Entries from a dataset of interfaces

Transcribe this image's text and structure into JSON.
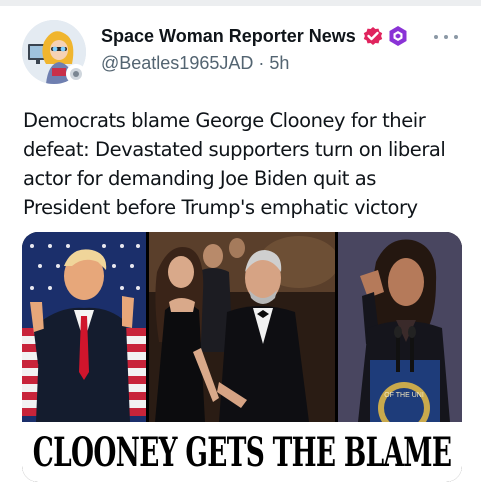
{
  "post": {
    "author": {
      "display_name": "Space Woman Reporter News",
      "handle": "@Beatles1965JAD",
      "separator": "·",
      "time": "5h",
      "verified_badge_color": "#e0245e",
      "affiliate_badge_color": "#8a33d6"
    },
    "text": "Democrats blame George Clooney for their defeat: Devastated supporters turn on liberal actor for demanding Joe Biden quit as President before Trump's emphatic victory",
    "media": {
      "headline": "CLOONEY GETS THE BLAME",
      "seal_text": "OF THE UNI"
    },
    "icons": {
      "more": "more-horizontal-icon",
      "verified": "verified-check-icon",
      "affiliate": "affiliate-hexagon-icon"
    }
  }
}
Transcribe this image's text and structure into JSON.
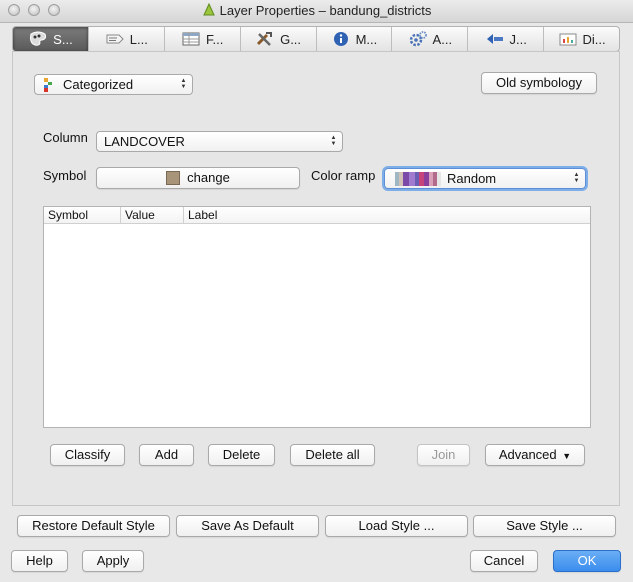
{
  "window": {
    "title": "Layer Properties – bandung_districts"
  },
  "tabs": [
    {
      "label": "S...",
      "icon": "style-icon",
      "active": true
    },
    {
      "label": "L...",
      "icon": "labels-icon",
      "active": false
    },
    {
      "label": "F...",
      "icon": "fields-icon",
      "active": false
    },
    {
      "label": "G...",
      "icon": "general-icon",
      "active": false
    },
    {
      "label": "M...",
      "icon": "metadata-icon",
      "active": false
    },
    {
      "label": "A...",
      "icon": "actions-icon",
      "active": false
    },
    {
      "label": "J...",
      "icon": "joins-icon",
      "active": false
    },
    {
      "label": "Di...",
      "icon": "diagrams-icon",
      "active": false
    }
  ],
  "style": {
    "renderer": "Categorized",
    "old_symbology": "Old symbology",
    "column_label": "Column",
    "column_value": "LANDCOVER",
    "symbol_label": "Symbol",
    "symbol_button": "change",
    "symbol_color": "#a89478",
    "color_ramp_label": "Color ramp",
    "color_ramp_value": "Random",
    "table_headers": {
      "symbol": "Symbol",
      "value": "Value",
      "label": "Label"
    },
    "buttons": {
      "classify": "Classify",
      "add": "Add",
      "delete": "Delete",
      "delete_all": "Delete all",
      "join": "Join",
      "advanced": "Advanced"
    }
  },
  "bottom": {
    "restore_default": "Restore Default Style",
    "save_as_default": "Save As Default",
    "load_style": "Load Style ...",
    "save_style": "Save Style ...",
    "help": "Help",
    "apply": "Apply",
    "cancel": "Cancel",
    "ok": "OK"
  },
  "colors": {
    "ok_button": "#3b8ded",
    "focus_ring": "#7eaee8"
  }
}
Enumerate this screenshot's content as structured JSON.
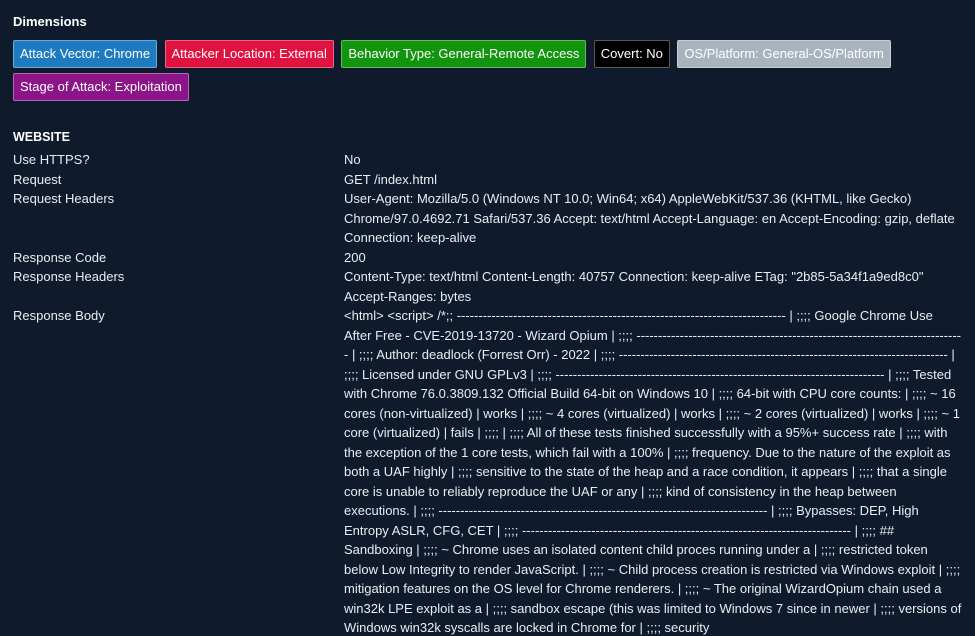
{
  "dimensions": {
    "title": "Dimensions",
    "badges": [
      {
        "label": "Attack Vector: Chrome",
        "bg": "#1f7bbf",
        "fg": "#ffffff"
      },
      {
        "label": "Attacker Location: External",
        "bg": "#e0123f",
        "fg": "#ffffff"
      },
      {
        "label": "Behavior Type: General-Remote Access",
        "bg": "#12940e",
        "fg": "#ffffff"
      },
      {
        "label": "Covert: No",
        "bg": "#000000",
        "fg": "#ffffff"
      },
      {
        "label": "OS/Platform: General-OS/Platform",
        "bg": "#a9b3bd",
        "fg": "#ffffff"
      },
      {
        "label": "Stage of Attack: Exploitation",
        "bg": "#8b1488",
        "fg": "#ffffff"
      }
    ]
  },
  "website": {
    "title": "WEBSITE",
    "rows": [
      {
        "label": "Use HTTPS?",
        "value": "No"
      },
      {
        "label": "Request",
        "value": "GET /index.html"
      },
      {
        "label": "Request Headers",
        "value": "User-Agent: Mozilla/5.0 (Windows NT 10.0; Win64; x64) AppleWebKit/537.36 (KHTML, like Gecko) Chrome/97.0.4692.71 Safari/537.36 Accept: text/html Accept-Language: en Accept-Encoding: gzip, deflate Connection: keep-alive"
      },
      {
        "label": "Response Code",
        "value": "200"
      },
      {
        "label": "Response Headers",
        "value": "Content-Type: text/html Content-Length: 40757 Connection: keep-alive ETag: \"2b85-5a34f1a9ed8c0\" Accept-Ranges: bytes"
      },
      {
        "label": "Response Body",
        "value": "<html> <script> /*;; ---------------------------------------------------------------------------- | ;;;; Google Chrome Use After Free - CVE-2019-13720 - Wizard Opium | ;;;; ---------------------------------------------------------------------------- | ;;;; Author: deadlock (Forrest Orr) - 2022 | ;;;; ---------------------------------------------------------------------------- | ;;;; Licensed under GNU GPLv3 | ;;;; ---------------------------------------------------------------------------- | ;;;; Tested with Chrome 76.0.3809.132 Official Build 64-bit on Windows 10 | ;;;; 64-bit with CPU core counts: | ;;;; ~ 16 cores (non-virtualized) | works | ;;;; ~ 4 cores (virtualized) | works | ;;;; ~ 2 cores (virtualized) | works | ;;;; ~ 1 core (virtualized) | fails | ;;;; | ;;;; All of these tests finished successfully with a 95%+ success rate | ;;;; with the exception of the 1 core tests, which fail with a 100% | ;;;; frequency. Due to the nature of the exploit as both a UAF highly | ;;;; sensitive to the state of the heap and a race condition, it appears | ;;;; that a single core is unable to reliably reproduce the UAF or any | ;;;; kind of consistency in the heap between executions. | ;;;; ---------------------------------------------------------------------------- | ;;;; Bypasses: DEP, High Entropy ASLR, CFG, CET | ;;;; ---------------------------------------------------------------------------- | ;;;; ## Sandboxing | ;;;; ~ Chrome uses an isolated content child proces running under a | ;;;; restricted token below Low Integrity to render JavaScript. | ;;;; ~ Child process creation is restricted via Windows exploit | ;;;; mitigation features on the OS level for Chrome renderers. | ;;;; ~ The original WizardOpium chain used a win32k LPE exploit as a | ;;;; sandbox escape (this was limited to Windows 7 since in newer | ;;;; versions of Windows win32k syscalls are locked in Chrome for | ;;;; security"
      }
    ]
  }
}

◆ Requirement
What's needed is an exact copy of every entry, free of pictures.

◆ Written reply
Transcribe this image's text and structure into JSON.
{
  "post": {
    "author": {
      "display_name": "Space Woman Reporter News",
      "handle": "@Beatles1965JAD",
      "separator": "·",
      "time": "5h",
      "verified_badge_color": "#e0245e",
      "affiliate_badge_color": "#8a33d6"
    },
    "text": "Democrats blame George Clooney for their defeat: Devastated supporters turn on liberal actor for demanding Joe Biden quit as President before Trump's emphatic victory",
    "media": {
      "headline": "CLOONEY GETS THE BLAME",
      "seal_text": "OF THE UNI"
    },
    "icons": {
      "more": "more-horizontal-icon",
      "verified": "verified-check-icon",
      "affiliate": "affiliate-hexagon-icon"
    }
  }
}
Transcribe this image's text and structure into JSON.
{
  "window": {
    "title": "Layer Properties – bandung_districts"
  },
  "tabs": [
    {
      "label": "S...",
      "icon": "style-icon",
      "active": true
    },
    {
      "label": "L...",
      "icon": "labels-icon",
      "active": false
    },
    {
      "label": "F...",
      "icon": "fields-icon",
      "active": false
    },
    {
      "label": "G...",
      "icon": "general-icon",
      "active": false
    },
    {
      "label": "M...",
      "icon": "metadata-icon",
      "active": false
    },
    {
      "label": "A...",
      "icon": "actions-icon",
      "active": false
    },
    {
      "label": "J...",
      "icon": "joins-icon",
      "active": false
    },
    {
      "label": "Di...",
      "icon": "diagrams-icon",
      "active": false
    }
  ],
  "style": {
    "renderer": "Categorized",
    "old_symbology": "Old symbology",
    "column_label": "Column",
    "column_value": "LANDCOVER",
    "symbol_label": "Symbol",
    "symbol_button": "change",
    "symbol_color": "#a89478",
    "color_ramp_label": "Color ramp",
    "color_ramp_value": "Random",
    "table_headers": {
      "symbol": "Symbol",
      "value": "Value",
      "label": "Label"
    },
    "buttons": {
      "classify": "Classify",
      "add": "Add",
      "delete": "Delete",
      "delete_all": "Delete all",
      "join": "Join",
      "advanced": "Advanced"
    }
  },
  "bottom": {
    "restore_default": "Restore Default Style",
    "save_as_default": "Save As Default",
    "load_style": "Load Style ...",
    "save_style": "Save Style ...",
    "help": "Help",
    "apply": "Apply",
    "cancel": "Cancel",
    "ok": "OK"
  },
  "colors": {
    "ok_button": "#3b8ded",
    "focus_ring": "#7eaee8"
  }
}
Enumerate this screenshot's content as structured JSON.
{
  "dimensions": {
    "title": "Dimensions",
    "badges": [
      {
        "label": "Attack Vector: Chrome",
        "bg": "#1f7bbf",
        "fg": "#ffffff"
      },
      {
        "label": "Attacker Location: External",
        "bg": "#e0123f",
        "fg": "#ffffff"
      },
      {
        "label": "Behavior Type: General-Remote Access",
        "bg": "#12940e",
        "fg": "#ffffff"
      },
      {
        "label": "Covert: No",
        "bg": "#000000",
        "fg": "#ffffff"
      },
      {
        "label": "OS/Platform: General-OS/Platform",
        "bg": "#a9b3bd",
        "fg": "#ffffff"
      },
      {
        "label": "Stage of Attack: Exploitation",
        "bg": "#8b1488",
        "fg": "#ffffff"
      }
    ]
  },
  "website": {
    "title": "WEBSITE",
    "rows": [
      {
        "label": "Use HTTPS?",
        "value": "No"
      },
      {
        "label": "Request",
        "value": "GET /index.html"
      },
      {
        "label": "Request Headers",
        "value": "User-Agent: Mozilla/5.0 (Windows NT 10.0; Win64; x64) AppleWebKit/537.36 (KHTML, like Gecko) Chrome/97.0.4692.71 Safari/537.36 Accept: text/html Accept-Language: en Accept-Encoding: gzip, deflate Connection: keep-alive"
      },
      {
        "label": "Response Code",
        "value": "200"
      },
      {
        "label": "Response Headers",
        "value": "Content-Type: text/html Content-Length: 40757 Connection: keep-alive ETag: \"2b85-5a34f1a9ed8c0\" Accept-Ranges: bytes"
      },
      {
        "label": "Response Body",
        "value": "<html> <script> /*;; ---------------------------------------------------------------------------- | ;;;; Google Chrome Use After Free - CVE-2019-13720 - Wizard Opium | ;;;; ---------------------------------------------------------------------------- | ;;;; Author: deadlock (Forrest Orr) - 2022 | ;;;; ---------------------------------------------------------------------------- | ;;;; Licensed under GNU GPLv3 | ;;;; ---------------------------------------------------------------------------- | ;;;; Tested with Chrome 76.0.3809.132 Official Build 64-bit on Windows 10 | ;;;; 64-bit with CPU core counts: | ;;;; ~ 16 cores (non-virtualized) | works | ;;;; ~ 4 cores (virtualized) | works | ;;;; ~ 2 cores (virtualized) | works | ;;;; ~ 1 core (virtualized) | fails | ;;;; | ;;;; All of these tests finished successfully with a 95%+ success rate | ;;;; with the exception of the 1 core tests, which fail with a 100% | ;;;; frequency. Due to the nature of the exploit as both a UAF highly | ;;;; sensitive to the state of the heap and a race condition, it appears | ;;;; that a single core is unable to reliably reproduce the UAF or any | ;;;; kind of consistency in the heap between executions. | ;;;; ---------------------------------------------------------------------------- | ;;;; Bypasses: DEP, High Entropy ASLR, CFG, CET | ;;;; ---------------------------------------------------------------------------- | ;;;; ## Sandboxing | ;;;; ~ Chrome uses an isolated content child proces running under a | ;;;; restricted token below Low Integrity to render JavaScript. | ;;;; ~ Child process creation is restricted via Windows exploit | ;;;; mitigation features on the OS level for Chrome renderers. | ;;;; ~ The original WizardOpium chain used a win32k LPE exploit as a | ;;;; sandbox escape (this was limited to Windows 7 since in newer | ;;;; versions of Windows win32k syscalls are locked in Chrome for | ;;;; security"
      }
    ]
  }
}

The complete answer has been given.